A lottery is a game in which participants pay a small amount of money for the chance to win a prize, often a large sum of cash. It is a type of gambling that has been criticized as addictive and can ruin people’s lives. Nevertheless, it is still used in many places to raise funds for public projects. It is also a popular form of entertainment for many people. In the United States, there are several lotteries, including state-run games and private enterprises. The lottery is a form of gambling that involves the drawing of numbers to determine a winner or group of winners. The winning numbers are determined by a random process that is designed to ensure that the odds of winning are not biased toward any specific person or group. While there are many different ways to play a lottery, the most common is to buy a ticket and hope that your numbers are drawn.
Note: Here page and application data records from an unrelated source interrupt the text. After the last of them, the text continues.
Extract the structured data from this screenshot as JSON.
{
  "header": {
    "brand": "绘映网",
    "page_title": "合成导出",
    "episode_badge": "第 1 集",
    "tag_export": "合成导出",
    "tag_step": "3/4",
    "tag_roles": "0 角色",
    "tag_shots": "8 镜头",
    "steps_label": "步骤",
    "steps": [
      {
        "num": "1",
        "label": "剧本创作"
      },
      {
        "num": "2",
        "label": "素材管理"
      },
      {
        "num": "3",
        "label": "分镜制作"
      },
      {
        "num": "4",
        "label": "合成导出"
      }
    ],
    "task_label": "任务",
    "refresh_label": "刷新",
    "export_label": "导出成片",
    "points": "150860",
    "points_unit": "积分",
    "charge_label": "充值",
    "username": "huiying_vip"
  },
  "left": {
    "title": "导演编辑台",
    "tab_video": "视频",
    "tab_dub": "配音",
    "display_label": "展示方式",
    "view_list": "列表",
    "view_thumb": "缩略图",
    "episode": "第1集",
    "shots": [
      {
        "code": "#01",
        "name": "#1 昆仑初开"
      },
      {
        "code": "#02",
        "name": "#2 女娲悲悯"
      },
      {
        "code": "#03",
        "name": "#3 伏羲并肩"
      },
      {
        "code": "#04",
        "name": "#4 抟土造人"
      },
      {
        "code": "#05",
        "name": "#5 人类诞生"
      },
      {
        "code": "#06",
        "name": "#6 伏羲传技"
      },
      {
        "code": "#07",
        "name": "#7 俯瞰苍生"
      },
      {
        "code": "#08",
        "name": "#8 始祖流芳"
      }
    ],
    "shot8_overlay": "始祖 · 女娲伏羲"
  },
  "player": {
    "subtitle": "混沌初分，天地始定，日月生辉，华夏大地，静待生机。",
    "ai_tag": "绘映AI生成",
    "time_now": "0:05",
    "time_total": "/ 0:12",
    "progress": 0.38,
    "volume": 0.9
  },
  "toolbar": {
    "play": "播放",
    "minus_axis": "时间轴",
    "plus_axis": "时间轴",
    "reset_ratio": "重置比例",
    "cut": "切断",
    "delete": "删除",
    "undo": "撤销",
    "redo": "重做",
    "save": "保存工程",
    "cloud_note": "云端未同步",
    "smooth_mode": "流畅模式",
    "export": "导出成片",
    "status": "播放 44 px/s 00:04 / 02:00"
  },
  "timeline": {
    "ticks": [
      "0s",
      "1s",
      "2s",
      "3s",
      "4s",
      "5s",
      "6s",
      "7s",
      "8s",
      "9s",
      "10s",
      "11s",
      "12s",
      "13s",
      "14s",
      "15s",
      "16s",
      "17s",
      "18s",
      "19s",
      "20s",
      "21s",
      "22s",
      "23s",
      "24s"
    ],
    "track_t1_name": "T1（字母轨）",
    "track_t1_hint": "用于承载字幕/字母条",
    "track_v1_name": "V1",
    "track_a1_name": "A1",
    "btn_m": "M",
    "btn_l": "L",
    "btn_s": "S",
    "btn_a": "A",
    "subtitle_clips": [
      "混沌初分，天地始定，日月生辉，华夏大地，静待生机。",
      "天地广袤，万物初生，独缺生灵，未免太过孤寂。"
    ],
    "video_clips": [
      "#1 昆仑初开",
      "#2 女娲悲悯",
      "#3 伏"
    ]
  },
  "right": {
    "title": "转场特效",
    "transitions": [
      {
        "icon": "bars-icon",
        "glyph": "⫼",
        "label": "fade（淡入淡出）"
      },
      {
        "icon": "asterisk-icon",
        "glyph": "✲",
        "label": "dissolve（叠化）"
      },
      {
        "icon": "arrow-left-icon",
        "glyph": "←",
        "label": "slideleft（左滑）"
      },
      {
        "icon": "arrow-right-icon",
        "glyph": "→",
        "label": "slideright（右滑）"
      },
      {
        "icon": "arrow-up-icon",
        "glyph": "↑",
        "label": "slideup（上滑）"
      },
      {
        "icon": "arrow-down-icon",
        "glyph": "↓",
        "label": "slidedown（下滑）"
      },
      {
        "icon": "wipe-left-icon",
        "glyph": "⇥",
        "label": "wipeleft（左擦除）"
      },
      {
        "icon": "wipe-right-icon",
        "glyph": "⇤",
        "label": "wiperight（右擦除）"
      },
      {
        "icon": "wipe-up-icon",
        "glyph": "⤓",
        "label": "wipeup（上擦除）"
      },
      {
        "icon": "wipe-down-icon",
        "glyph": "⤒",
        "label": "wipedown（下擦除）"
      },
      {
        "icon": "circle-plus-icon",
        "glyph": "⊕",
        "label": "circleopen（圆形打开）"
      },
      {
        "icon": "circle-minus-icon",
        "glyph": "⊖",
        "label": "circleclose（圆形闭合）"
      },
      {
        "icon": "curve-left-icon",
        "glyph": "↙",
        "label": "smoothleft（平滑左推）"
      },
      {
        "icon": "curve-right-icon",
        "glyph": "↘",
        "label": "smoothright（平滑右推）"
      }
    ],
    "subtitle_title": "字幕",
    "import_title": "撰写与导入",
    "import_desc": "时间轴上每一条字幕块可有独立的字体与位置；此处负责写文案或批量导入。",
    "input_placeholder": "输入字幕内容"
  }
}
The term “lottery” is derived from the Latin word for “fate,” and the practice of determining one’s fate by drawing lots has been used throughout history, with dozens of biblical examples and the ancient Roman practice of apophoreta, whereby property or slaves were awarded through a series of drawings held during Saturnalian feasts. The first known public lotteries were organized in 1466 in Bruges, Belgium, for the purpose of distributing charitable aid to the poor.
Modern state-sponsored lotteries generally consist of a series of drawings to determine winners, and the prizes may be cash or goods. There are many different ways to play a lottery, from the traditional scratch-off tickets to the virtual games offered by online casinos. Some of these games allow players to pick their own numbers while others use a random number generator to choose the winnings. Some of the games have a time limit, which means that players must act quickly to choose their numbers before the time runs out.
In addition to a pool of prizes, most modern lotteries require some mechanism for recording the identities and amounts staked by each bettor, as well as a system for shuffling and comparing the results. A percentage of the pool is normally set aside as costs and profits for the organizers, while the rest goes to the winners.
If you win the lottery, it is important to remember that with great wealth comes a greater responsibility. It is generally advisable that at least a portion of your winnings be invested in charitable causes and other social activities. This is not only the right thing to do from a societal perspective, but it will also provide you with more joyous experiences in life. So, if you’re thinking about trying your luck at the lottery, be sure to keep in mind that your health and the roof over your head come before any potential financial windfall. Also, make sure to manage your bankroll carefully and always play responsibly. Gambling has ruined many lives, and you don’t want to be one of them!